City Councilman Jay Schenirer said Tuesday before the council meeting that the ordinance amendment – which will likely be passed by the council in the next few weeks – is just to iron out the kinks and clarify the existing taxi ordinance.
“If everybody knows the rules, it makes it easier for everyone to play by them, and the overall service will improve,” Schenirer said.
The issue was on the agenda at Tuesday’s meeting as a routine step to publish the ordinance before it comes to the council for final approval.
According to the staff report for Tuesday’s City Council meeting, the change is in response to residents’ complaints about some aspects of the city’s taxi fleet.
If passed, residents can call the city’s 3-1-1 information line in the future for all complaints about the taxis.
An ordinance passed in October 2010 made it illegal for taxis to park in metered spots, according to the staff report, but there was no mechanism for enforcement. The change that will come to the council for review allows officers to cite taxi drivers parking in metered spots.
Fred Pleines, president of Yellow Cab Company of Sacramento, said Tuesday that there used to be a significant problem with some taxis using metered spots to turn a two-cab taxi queue into as many as 15 cabs in a queue.
“They were parking in the metered spots, and some of those cabs would be two or three blocks away,” he said. “Consequently, you didn’t have parking for those businesses. Also, the drivers wouldn’t pay for parking unless they saw the meter maid coming, so the city was losing revenue.”
Pleines said his concern with having the ordinance prohibiting parking in metered spaces is lack of enforcement, but he isn’t sure if the current change will be enough.
“It’s not quite the way I would address it,” he said. “I would require cab companies to have radio dispatching – actual offices where people are answering phones and taking requests and dispatching cabs – the meter queueing would disappear.”
That requirement has previously been discussed by the City Council Law and Legislation Committee, but it has not been put into effect, and it was met with criticism from cab drivers who say the expense of setting up such a center would cripple their business.
When it comes to the current ordinance amendment’s requirement to include the city’s 3-1-1 informational number on all cabs, Pleines said he isn’t happy about it, but he understands it.
“I like taking complaints, because I handle each complaint. If a driver cheats you and charges you $20 for a $5 fare, that’s taken care of because your call comes to my dispatch center,” he said.

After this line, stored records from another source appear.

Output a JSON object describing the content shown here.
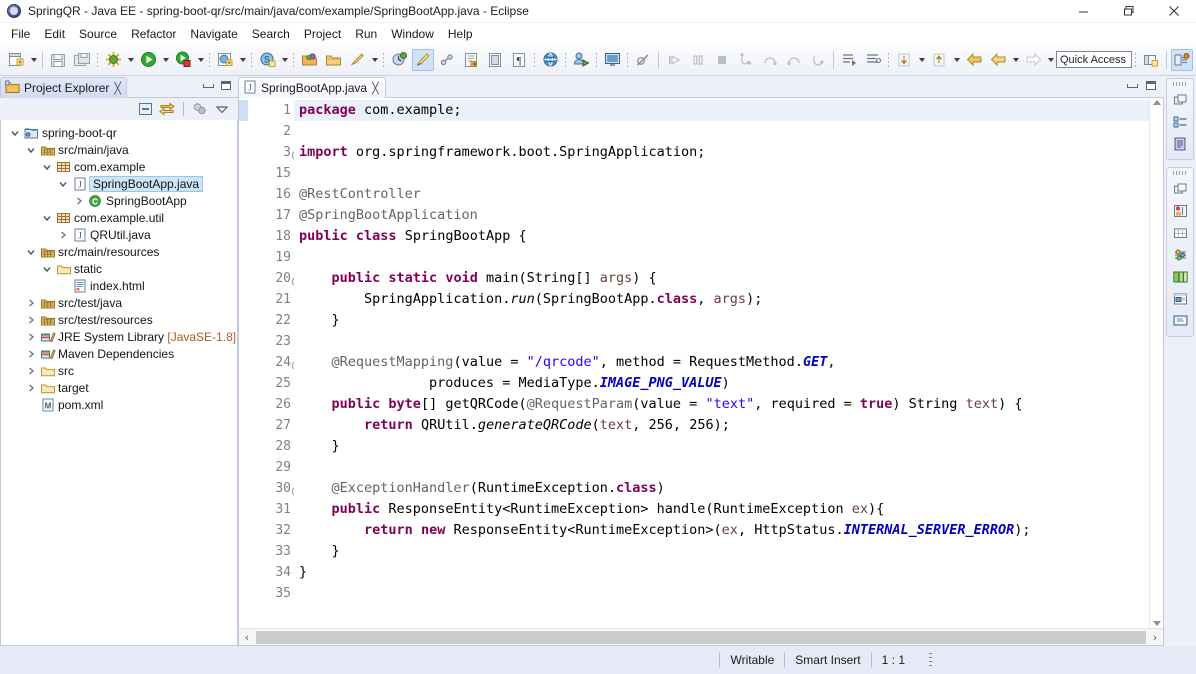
{
  "window": {
    "title": "SpringQR - Java EE - spring-boot-qr/src/main/java/com/example/SpringBootApp.java - Eclipse",
    "app_icon": "eclipse-icon",
    "minimize": "minimize-button",
    "restore": "restore-button",
    "close": "close-button"
  },
  "menubar": {
    "items": [
      {
        "label": "File"
      },
      {
        "label": "Edit"
      },
      {
        "label": "Source"
      },
      {
        "label": "Refactor"
      },
      {
        "label": "Navigate"
      },
      {
        "label": "Search"
      },
      {
        "label": "Project"
      },
      {
        "label": "Run"
      },
      {
        "label": "Window"
      },
      {
        "label": "Help"
      }
    ]
  },
  "toolbar": {
    "quick_access_placeholder": "Quick Access",
    "items": [
      {
        "name": "new-wizard-icon",
        "arrow": true
      },
      {
        "sep": true
      },
      {
        "name": "save-icon",
        "arrow": false
      },
      {
        "name": "save-all-icon",
        "arrow": false
      },
      {
        "sep_dotted": true
      },
      {
        "name": "debug-icon",
        "arrow": true
      },
      {
        "name": "run-icon",
        "arrow": true
      },
      {
        "name": "run-external-tools-icon",
        "arrow": true
      },
      {
        "sep_dotted": true
      },
      {
        "name": "new-java-project-icon",
        "arrow": true
      },
      {
        "sep_dotted": true
      },
      {
        "name": "new-class-icon",
        "arrow": true
      },
      {
        "sep_dotted": true
      },
      {
        "name": "open-type-icon",
        "arrow": false
      },
      {
        "name": "open-task-icon",
        "arrow": false
      },
      {
        "name": "search-icon",
        "arrow": true
      },
      {
        "sep_dotted": true
      },
      {
        "name": "profile-icon",
        "arrow": false
      },
      {
        "name": "highlight-icon",
        "selected": true
      },
      {
        "name": "link-icon",
        "arrow": false
      },
      {
        "name": "export-icon",
        "arrow": false
      },
      {
        "name": "book-icon",
        "arrow": false
      },
      {
        "name": "pilcrow-icon",
        "arrow": false
      },
      {
        "sep_dotted": true
      },
      {
        "name": "globe-icon",
        "arrow": false
      },
      {
        "sep_dotted": true
      },
      {
        "name": "deploy-icon",
        "arrow": false
      },
      {
        "sep_dotted": true
      },
      {
        "name": "console-icon",
        "arrow": false
      },
      {
        "sep_dotted": true
      },
      {
        "name": "skip-breakpoints-icon",
        "arrow": false
      },
      {
        "sep_solid": true
      },
      {
        "name": "resume-icon",
        "arrow": false
      },
      {
        "name": "suspend-icon",
        "arrow": false
      },
      {
        "name": "terminate-icon",
        "arrow": false
      },
      {
        "name": "step-into-icon",
        "arrow": false
      },
      {
        "name": "step-over-icon",
        "arrow": false
      },
      {
        "name": "step-return-icon",
        "arrow": false
      },
      {
        "name": "drop-to-frame-icon",
        "arrow": false
      },
      {
        "sep_solid": true
      },
      {
        "name": "next-annotation-icon",
        "arrow": false
      },
      {
        "name": "previous-annotation-icon",
        "arrow": false
      },
      {
        "sep_dotted": true
      },
      {
        "name": "next-edit-icon",
        "arrow": true
      },
      {
        "name": "previous-edit-icon",
        "arrow": true
      },
      {
        "name": "back-icon",
        "arrow": false
      },
      {
        "name": "back-history-icon",
        "arrow": true
      },
      {
        "name": "forward-icon",
        "arrow": true
      }
    ],
    "right_items": [
      {
        "name": "open-perspective-icon"
      },
      {
        "name": "java-ee-perspective-icon",
        "selected": true
      }
    ]
  },
  "explorer": {
    "tab_label": "Project Explorer",
    "tab_close": "╳",
    "toolbar": [
      {
        "name": "collapse-all-icon"
      },
      {
        "name": "link-with-editor-icon"
      },
      {
        "name": "view-menu-filter-icon"
      },
      {
        "name": "view-menu-icon"
      }
    ],
    "minimize": "minimize-view-button",
    "maximize": "maximize-view-button",
    "tree": [
      {
        "label": "spring-boot-qr",
        "icon": "project-icon",
        "indent": 0,
        "twisty": "open",
        "selected": false
      },
      {
        "label": "src/main/java",
        "icon": "source-folder-icon",
        "indent": 1,
        "twisty": "open",
        "selected": false
      },
      {
        "label": "com.example",
        "icon": "package-icon",
        "indent": 2,
        "twisty": "open",
        "selected": false
      },
      {
        "label": "SpringBootApp.java",
        "icon": "java-file-icon",
        "indent": 3,
        "twisty": "open",
        "selected": true
      },
      {
        "label": "SpringBootApp",
        "icon": "java-class-icon",
        "indent": 4,
        "twisty": "closed",
        "selected": false
      },
      {
        "label": "com.example.util",
        "icon": "package-icon",
        "indent": 2,
        "twisty": "open",
        "selected": false
      },
      {
        "label": "QRUtil.java",
        "icon": "java-file-icon",
        "indent": 3,
        "twisty": "closed",
        "selected": false
      },
      {
        "label": "src/main/resources",
        "icon": "source-folder-icon",
        "indent": 1,
        "twisty": "open",
        "selected": false
      },
      {
        "label": "static",
        "icon": "folder-icon",
        "indent": 2,
        "twisty": "open",
        "selected": false
      },
      {
        "label": "index.html",
        "icon": "html-file-icon",
        "indent": 3,
        "twisty": "none",
        "selected": false
      },
      {
        "label": "src/test/java",
        "icon": "source-folder-icon",
        "indent": 1,
        "twisty": "closed",
        "selected": false
      },
      {
        "label": "src/test/resources",
        "icon": "source-folder-icon",
        "indent": 1,
        "twisty": "closed",
        "selected": false
      },
      {
        "label": "JRE System Library",
        "suffix": "[JavaSE-1.8]",
        "icon": "library-icon",
        "indent": 1,
        "twisty": "closed",
        "selected": false
      },
      {
        "label": "Maven Dependencies",
        "icon": "library-icon",
        "indent": 1,
        "twisty": "closed",
        "selected": false
      },
      {
        "label": "src",
        "icon": "folder-icon",
        "indent": 1,
        "twisty": "closed",
        "selected": false
      },
      {
        "label": "target",
        "icon": "folder-icon",
        "indent": 1,
        "twisty": "closed",
        "selected": false
      },
      {
        "label": "pom.xml",
        "icon": "maven-file-icon",
        "indent": 1,
        "twisty": "none",
        "selected": false
      }
    ]
  },
  "editor": {
    "tab_label": "SpringBootApp.java",
    "tab_icon": "java-file-icon",
    "tab_close": "╳",
    "minimize": "minimize-editor-button",
    "maximize": "maximize-editor-button",
    "scroll_up": "scroll-up-arrow",
    "scroll_down": "scroll-down-arrow",
    "hscroll_left": "‹",
    "hscroll_right": "›",
    "lines": [
      {
        "num": "1",
        "fold": "none",
        "highlight": true,
        "tokens": [
          {
            "t": "package ",
            "c": "k"
          },
          {
            "t": "com.example;",
            "c": ""
          }
        ]
      },
      {
        "num": "2",
        "fold": "none",
        "highlight": false,
        "tokens": []
      },
      {
        "num": "3",
        "fold": "collapsed",
        "highlight": false,
        "tokens": [
          {
            "t": "import ",
            "c": "k"
          },
          {
            "t": "org.springframework.boot.SpringApplication;",
            "c": ""
          }
        ]
      },
      {
        "num": "15",
        "fold": "none",
        "highlight": false,
        "tokens": []
      },
      {
        "num": "16",
        "fold": "none",
        "highlight": false,
        "tokens": [
          {
            "t": "@RestController",
            "c": "a"
          }
        ]
      },
      {
        "num": "17",
        "fold": "none",
        "highlight": false,
        "tokens": [
          {
            "t": "@SpringBootApplication",
            "c": "a"
          }
        ]
      },
      {
        "num": "18",
        "fold": "none",
        "highlight": false,
        "tokens": [
          {
            "t": "public ",
            "c": "k"
          },
          {
            "t": "class ",
            "c": "k"
          },
          {
            "t": "SpringBootApp {",
            "c": ""
          }
        ]
      },
      {
        "num": "19",
        "fold": "none",
        "highlight": false,
        "tokens": []
      },
      {
        "num": "20",
        "fold": "open",
        "highlight": false,
        "tokens": [
          {
            "t": "    ",
            "c": ""
          },
          {
            "t": "public ",
            "c": "k"
          },
          {
            "t": "static ",
            "c": "k"
          },
          {
            "t": "void ",
            "c": "k"
          },
          {
            "t": "main(String[] ",
            "c": ""
          },
          {
            "t": "args",
            "c": "p"
          },
          {
            "t": ") {",
            "c": ""
          }
        ]
      },
      {
        "num": "21",
        "fold": "none",
        "highlight": false,
        "tokens": [
          {
            "t": "        SpringApplication.",
            "c": ""
          },
          {
            "t": "run",
            "c": "st"
          },
          {
            "t": "(SpringBootApp.",
            "c": ""
          },
          {
            "t": "class",
            "c": "k"
          },
          {
            "t": ", ",
            "c": ""
          },
          {
            "t": "args",
            "c": "p"
          },
          {
            "t": ");",
            "c": ""
          }
        ]
      },
      {
        "num": "22",
        "fold": "none",
        "highlight": false,
        "tokens": [
          {
            "t": "    }",
            "c": ""
          }
        ]
      },
      {
        "num": "23",
        "fold": "none",
        "highlight": false,
        "tokens": []
      },
      {
        "num": "24",
        "fold": "open",
        "highlight": false,
        "tokens": [
          {
            "t": "    ",
            "c": ""
          },
          {
            "t": "@RequestMapping",
            "c": "a"
          },
          {
            "t": "(value = ",
            "c": ""
          },
          {
            "t": "\"/qrcode\"",
            "c": "s"
          },
          {
            "t": ", method = RequestMethod.",
            "c": ""
          },
          {
            "t": "GET",
            "c": "f"
          },
          {
            "t": ",",
            "c": ""
          }
        ]
      },
      {
        "num": "25",
        "fold": "none",
        "highlight": false,
        "tokens": [
          {
            "t": "                produces = MediaType.",
            "c": ""
          },
          {
            "t": "IMAGE_PNG_VALUE",
            "c": "f"
          },
          {
            "t": ")",
            "c": ""
          }
        ]
      },
      {
        "num": "26",
        "fold": "none",
        "highlight": false,
        "tokens": [
          {
            "t": "    ",
            "c": ""
          },
          {
            "t": "public ",
            "c": "k"
          },
          {
            "t": "byte",
            "c": "k"
          },
          {
            "t": "[] getQRCode(",
            "c": ""
          },
          {
            "t": "@RequestParam",
            "c": "a"
          },
          {
            "t": "(value = ",
            "c": ""
          },
          {
            "t": "\"text\"",
            "c": "s"
          },
          {
            "t": ", required = ",
            "c": ""
          },
          {
            "t": "true",
            "c": "k"
          },
          {
            "t": ") String ",
            "c": ""
          },
          {
            "t": "text",
            "c": "p"
          },
          {
            "t": ") {",
            "c": ""
          }
        ]
      },
      {
        "num": "27",
        "fold": "none",
        "highlight": false,
        "tokens": [
          {
            "t": "        ",
            "c": ""
          },
          {
            "t": "return ",
            "c": "k"
          },
          {
            "t": "QRUtil.",
            "c": ""
          },
          {
            "t": "generateQRCode",
            "c": "st"
          },
          {
            "t": "(",
            "c": ""
          },
          {
            "t": "text",
            "c": "p"
          },
          {
            "t": ", 256, 256);",
            "c": ""
          }
        ]
      },
      {
        "num": "28",
        "fold": "none",
        "highlight": false,
        "tokens": [
          {
            "t": "    }",
            "c": ""
          }
        ]
      },
      {
        "num": "29",
        "fold": "none",
        "highlight": false,
        "tokens": []
      },
      {
        "num": "30",
        "fold": "open",
        "highlight": false,
        "tokens": [
          {
            "t": "    ",
            "c": ""
          },
          {
            "t": "@ExceptionHandler",
            "c": "a"
          },
          {
            "t": "(RuntimeException.",
            "c": ""
          },
          {
            "t": "class",
            "c": "k"
          },
          {
            "t": ")",
            "c": ""
          }
        ]
      },
      {
        "num": "31",
        "fold": "none",
        "highlight": false,
        "tokens": [
          {
            "t": "    ",
            "c": ""
          },
          {
            "t": "public ",
            "c": "k"
          },
          {
            "t": "ResponseEntity<RuntimeException> handle(RuntimeException ",
            "c": ""
          },
          {
            "t": "ex",
            "c": "p"
          },
          {
            "t": "){",
            "c": ""
          }
        ]
      },
      {
        "num": "32",
        "fold": "none",
        "highlight": false,
        "tokens": [
          {
            "t": "        ",
            "c": ""
          },
          {
            "t": "return ",
            "c": "k"
          },
          {
            "t": "new ",
            "c": "k"
          },
          {
            "t": "ResponseEntity<RuntimeException>(",
            "c": ""
          },
          {
            "t": "ex",
            "c": "p"
          },
          {
            "t": ", HttpStatus.",
            "c": ""
          },
          {
            "t": "INTERNAL_SERVER_ERROR",
            "c": "f"
          },
          {
            "t": ");",
            "c": ""
          }
        ]
      },
      {
        "num": "33",
        "fold": "none",
        "highlight": false,
        "tokens": [
          {
            "t": "    }",
            "c": ""
          }
        ]
      },
      {
        "num": "34",
        "fold": "none",
        "highlight": false,
        "tokens": [
          {
            "t": "}",
            "c": ""
          }
        ]
      },
      {
        "num": "35",
        "fold": "none",
        "highlight": false,
        "tokens": []
      }
    ]
  },
  "fastbar": {
    "groups": [
      {
        "items": [
          {
            "name": "restore-views-icon"
          },
          {
            "name": "outline-view-icon"
          },
          {
            "name": "task-list-view-icon"
          }
        ]
      },
      {
        "items": [
          {
            "name": "restore-views-icon"
          },
          {
            "name": "servers-view-icon"
          },
          {
            "name": "data-source-explorer-icon"
          },
          {
            "name": "properties-view-icon"
          },
          {
            "name": "snippets-view-icon"
          },
          {
            "name": "markers-view-icon"
          },
          {
            "name": "console-view-icon"
          }
        ]
      }
    ]
  },
  "statusbar": {
    "writable": "Writable",
    "insert_mode": "Smart Insert",
    "cursor_position": "1 : 1"
  },
  "colors": {
    "selection_blue": "#cde6f7",
    "keyword_magenta": "#7f0055",
    "string_blue": "#2a00ff",
    "static_field_blue": "#0000c0",
    "annotation_gray": "#646464",
    "panel_bg": "#eef0f8"
  }
}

For some companies, he added, the calls would simply go to the driver who cheated the passenger, which doesn’t help resolve the issue.
“That’s why it’s being taken to the extreme,” he said. “It wasn’t always being handled in a businesslike manner.”
Gina Knepp, manager of the city’s 3-1-1 service, said Tuesday that there have sometimes been complaints about taxis coming in to 3-1-1, but she doesn’t expect the call volume to increase markedly.
“In the past, there have been complaints about taxis from business owners about cabs competing for certain corners, and some people have complained that they charge too much,” she said. “I could be wrong, but I don’t think the number of calls will go up very much.
She added that there were some complaints about that on the corner of 10th and J streets, where The Citizen Hotel faces Cesar Chavez Plaza.
Knepp said residents don’t need to call 3-1-1, but can email firstname.lastname@example.org, and all emails are attended to in 24 hours.
Schenirer said he does not expect any opposition to the ordinance change from City Council members.
Brandon Darnell is a staff reporter for The Sacramento Press. Follow him on Twitter @Brandon_Darnell.